Thanks to Jen and Kellee at Teach Mentor Texts for hosting the meme “It’s Monday! What are you reading? From Picture Books to YA”. Check out Jen and Kellee’s site to see what others are reading through their posted links. You can also find posts from folks using the hashtag #IMWAYR on Twitter.
Click on the cover images for the synopsis of each book.
On a recent trip to the library, I brought my Fuse 8’s, Top 100 picture book list with me and found a bunch of titles that I hadn’t read, or didn’t remember reading. Here are some highlights from that pile.
Both of these titles go into the “HOW DID I NEVER READ THESE BEFORE?” pile. A “new” classic and an old classic. (2004 and 1945)
A boy’s wonderful imagination has his beloved action figure take some exciting adventures. Told in several panels on each page, this book would be great to demonstrate how we read comics and graphic novels. I know a few nephews who might like this one. (2005)
Other picture books:
This title jumped out at me from the New Picture Book shelf at the library with it’s super eye-catching cover. I liked the illustrations, and enjoyed the flip of focusing on the Dead’s perspective on the Day of the Dead celebrations. Kids familiar with the celebration might enjoy this one, though I found the story and dialogue, in particular, really awkward. In a quick Twitter council, I conferred with Alyson Beecher, who is much more knowledgeable on Latino literature and culture. She too agreed it was a great idea that just didn’t execute well. (2012)
Middle Grade Mystery
If my 11 year-old’s reaction to this is any indicator, kids third grade and up are going to love this one. Lots of fun and action wrapped up in the mysterious disappearance of the original “Star Spangled Banner” from the Smithsonian. Many chapters end in suspenseful cliff-hangers which make this one great as a read aloud. My daughter would scream in protest when I tried to stop reading this one aloud at the end of the day. (2012)
This week’s Reading Adventures:
Continuing . . .

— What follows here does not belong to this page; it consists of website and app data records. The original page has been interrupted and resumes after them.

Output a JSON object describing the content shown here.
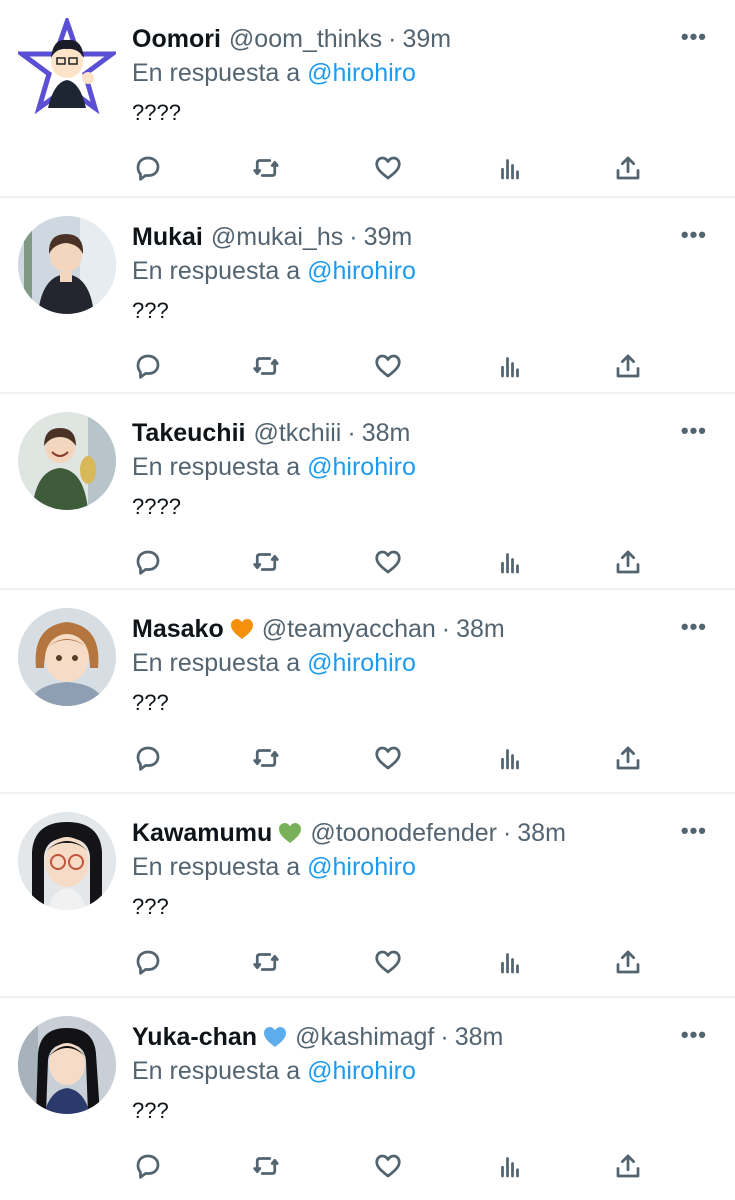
{
  "replies": [
    {
      "name": "Oomori",
      "emoji": "",
      "handle": "@oom_thinks",
      "time": "39m",
      "replying_prefix": "En respuesta a",
      "mention": "@hirohiro",
      "text": "????",
      "avatar": "star-boy-icon"
    },
    {
      "name": "Mukai",
      "emoji": "",
      "handle": "@mukai_hs",
      "time": "39m",
      "replying_prefix": "En respuesta a",
      "mention": "@hirohiro",
      "text": "???",
      "avatar": "dark-hair-boy-icon"
    },
    {
      "name": "Takeuchii",
      "emoji": "",
      "handle": "@tkchiii",
      "time": "38m",
      "replying_prefix": "En respuesta a",
      "mention": "@hirohiro",
      "text": "????",
      "avatar": "laughing-boy-icon"
    },
    {
      "name": "Masako",
      "emoji": "orange-heart",
      "handle": "@teamyacchan",
      "time": "38m",
      "replying_prefix": "En respuesta a",
      "mention": "@hirohiro",
      "text": "???",
      "avatar": "bob-hair-girl-icon"
    },
    {
      "name": "Kawamumu",
      "emoji": "green-heart",
      "handle": "@toonodefender",
      "time": "38m",
      "replying_prefix": "En respuesta a",
      "mention": "@hirohiro",
      "text": "???",
      "avatar": "glasses-girl-icon"
    },
    {
      "name": "Yuka-chan",
      "emoji": "blue-heart",
      "handle": "@kashimagf",
      "time": "38m",
      "replying_prefix": "En respuesta a",
      "mention": "@hirohiro",
      "text": "???",
      "avatar": "long-hair-girl-icon"
    }
  ],
  "separator": "·",
  "more_label": "•••",
  "colors": {
    "mention": "#1d9bf0",
    "secondary_text": "#536471",
    "orange_heart": "#f4900c",
    "green_heart": "#78b159",
    "blue_heart": "#5dadec"
  }
}
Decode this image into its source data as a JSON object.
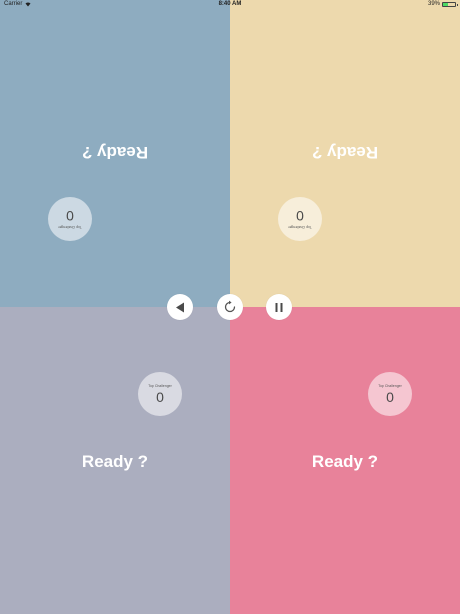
{
  "status_bar": {
    "carrier": "Carrier",
    "time": "8:40 AM",
    "battery": "39%",
    "battery_level": 0.39
  },
  "players": [
    {
      "id": "top-left",
      "prompt": "Ready ?",
      "score": "0",
      "score_label": "Top Challenger",
      "flipped": true,
      "color": "#8eacc0"
    },
    {
      "id": "top-right",
      "prompt": "Ready ?",
      "score": "0",
      "score_label": "Top Challenger",
      "flipped": true,
      "color": "#edd9ad"
    },
    {
      "id": "bottom-left",
      "prompt": "Ready ?",
      "score": "0",
      "score_label": "Top Challenger",
      "flipped": false,
      "color": "#abaebf"
    },
    {
      "id": "bottom-right",
      "prompt": "Ready ?",
      "score": "0",
      "score_label": "Top Challenger",
      "flipped": false,
      "color": "#e8829a"
    }
  ],
  "controls": {
    "back_icon": "play-back-icon",
    "reset_icon": "refresh-icon",
    "pause_icon": "pause-icon"
  }
}
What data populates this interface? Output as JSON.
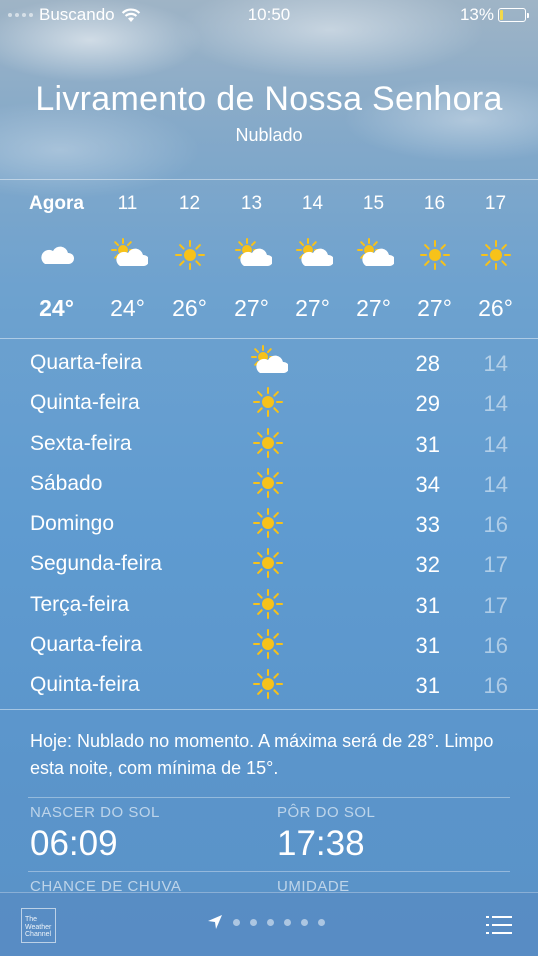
{
  "status": {
    "carrier": "Buscando",
    "time": "10:50",
    "battery": "13%",
    "battery_level": 0.13
  },
  "location": {
    "city": "Livramento de Nossa Senhora",
    "condition": "Nublado"
  },
  "hourly": [
    {
      "label": "Agora",
      "temp": "24°",
      "icon": "cloud-icon"
    },
    {
      "label": "11",
      "temp": "24°",
      "icon": "partly-cloudy-icon"
    },
    {
      "label": "12",
      "temp": "26°",
      "icon": "sun-icon"
    },
    {
      "label": "13",
      "temp": "27°",
      "icon": "partly-cloudy-icon"
    },
    {
      "label": "14",
      "temp": "27°",
      "icon": "partly-cloudy-icon"
    },
    {
      "label": "15",
      "temp": "27°",
      "icon": "partly-cloudy-icon"
    },
    {
      "label": "16",
      "temp": "27°",
      "icon": "sun-icon"
    },
    {
      "label": "17",
      "temp": "26°",
      "icon": "sun-icon"
    }
  ],
  "daily": [
    {
      "day": "Quarta-feira",
      "icon": "partly-cloudy-icon",
      "high": "28",
      "low": "14"
    },
    {
      "day": "Quinta-feira",
      "icon": "sun-icon",
      "high": "29",
      "low": "14"
    },
    {
      "day": "Sexta-feira",
      "icon": "sun-icon",
      "high": "31",
      "low": "14"
    },
    {
      "day": "Sábado",
      "icon": "sun-icon",
      "high": "34",
      "low": "14"
    },
    {
      "day": "Domingo",
      "icon": "sun-icon",
      "high": "33",
      "low": "16"
    },
    {
      "day": "Segunda-feira",
      "icon": "sun-icon",
      "high": "32",
      "low": "17"
    },
    {
      "day": "Terça-feira",
      "icon": "sun-icon",
      "high": "31",
      "low": "17"
    },
    {
      "day": "Quarta-feira",
      "icon": "sun-icon",
      "high": "31",
      "low": "16"
    },
    {
      "day": "Quinta-feira",
      "icon": "sun-icon",
      "high": "31",
      "low": "16"
    }
  ],
  "summary": "Hoje: Nublado no momento. A máxima será de 28°. Limpo esta noite, com mínima de 15°.",
  "details": {
    "sunrise_label": "NASCER DO SOL",
    "sunrise": "06:09",
    "sunset_label": "PÔR DO SOL",
    "sunset": "17:38",
    "rain_label": "CHANCE DE CHUVA",
    "humidity_label": "UMIDADE"
  },
  "footer": {
    "brand": "The Weather Channel",
    "page_count": 6
  },
  "colors": {
    "sun": "#f7c21a",
    "cloud": "#ffffff",
    "battery": "#f4d94a"
  }
}
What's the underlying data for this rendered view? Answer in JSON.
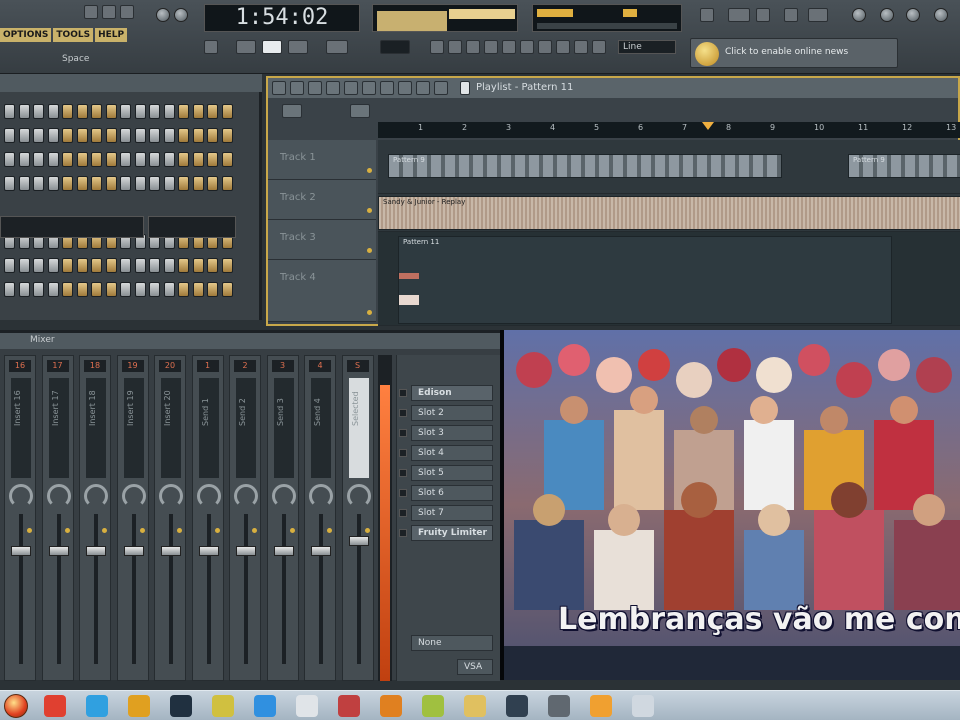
{
  "toolbar": {
    "menu": [
      "OPTIONS",
      "TOOLS",
      "HELP"
    ],
    "hint_text": "Space",
    "song_time": "1:54:02",
    "pattern_combo": "Line",
    "online_news": "Click to enable online news"
  },
  "step_sequencer": {
    "title": ""
  },
  "playlist": {
    "title": "Playlist - Pattern 11",
    "ruler": [
      "1",
      "2",
      "3",
      "4",
      "5",
      "6",
      "7",
      "8",
      "9",
      "10",
      "11",
      "12",
      "13"
    ],
    "tracks": [
      "Track 1",
      "Track 2",
      "Track 3",
      "Track 4"
    ],
    "clips": {
      "pattern_a": "Pattern 9",
      "pattern_b": "Pattern 9",
      "audio": "Sandy & Junior - Replay",
      "pattern_c": "Pattern 11"
    }
  },
  "mixer": {
    "title": "Mixer",
    "strips": [
      {
        "num": "16",
        "label": "Insert 16"
      },
      {
        "num": "17",
        "label": "Insert 17"
      },
      {
        "num": "18",
        "label": "Insert 18"
      },
      {
        "num": "19",
        "label": "Insert 19"
      },
      {
        "num": "20",
        "label": "Insert 20"
      },
      {
        "num": "1",
        "label": "Send 1"
      },
      {
        "num": "2",
        "label": "Send 2"
      },
      {
        "num": "3",
        "label": "Send 3"
      },
      {
        "num": "4",
        "label": "Send 4"
      },
      {
        "num": "S",
        "label": "Selected"
      }
    ],
    "fx_slots": [
      "Edison",
      "Slot 2",
      "Slot 3",
      "Slot 4",
      "Slot 5",
      "Slot 6",
      "Slot 7",
      "Fruity Limiter"
    ],
    "fx_footer": "None",
    "fx_bottom": "VSA"
  },
  "video": {
    "subtitle": "Lembranças vão me con"
  },
  "taskbar": {
    "icons": [
      "chrome-icon",
      "skype-icon",
      "media-icon",
      "monitor-icon",
      "fl-studio-icon",
      "ie-icon",
      "clock-icon",
      "acrobat-icon",
      "vlc-icon",
      "paint-icon",
      "folder-icon",
      "game-icon",
      "settings-icon",
      "star-icon",
      "network-icon"
    ]
  }
}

. . . My adult mystery from Tana French and TMBS (still!) as a read-aloud with my youngest. I also just started Splendor and Glooms (2012) which so far is sucking me in with it’s dark and spooky characters. I have no idea how the two story lines are going to merge, but I can’t wait read how it all comes together. The darker, more sinister mood for this one definitely strikes me as best suited for upper grade school and middle schoolers.
This 1935 Newbery should be next, but how can I read that when, these far more intriguing books are in the book bag:
Described as Harry Potter with political intrigue. (2012)
A graphic novel that is a fantasy adventure geared towards older grade school and middle schoolers. The artwork looks amazing. (2012)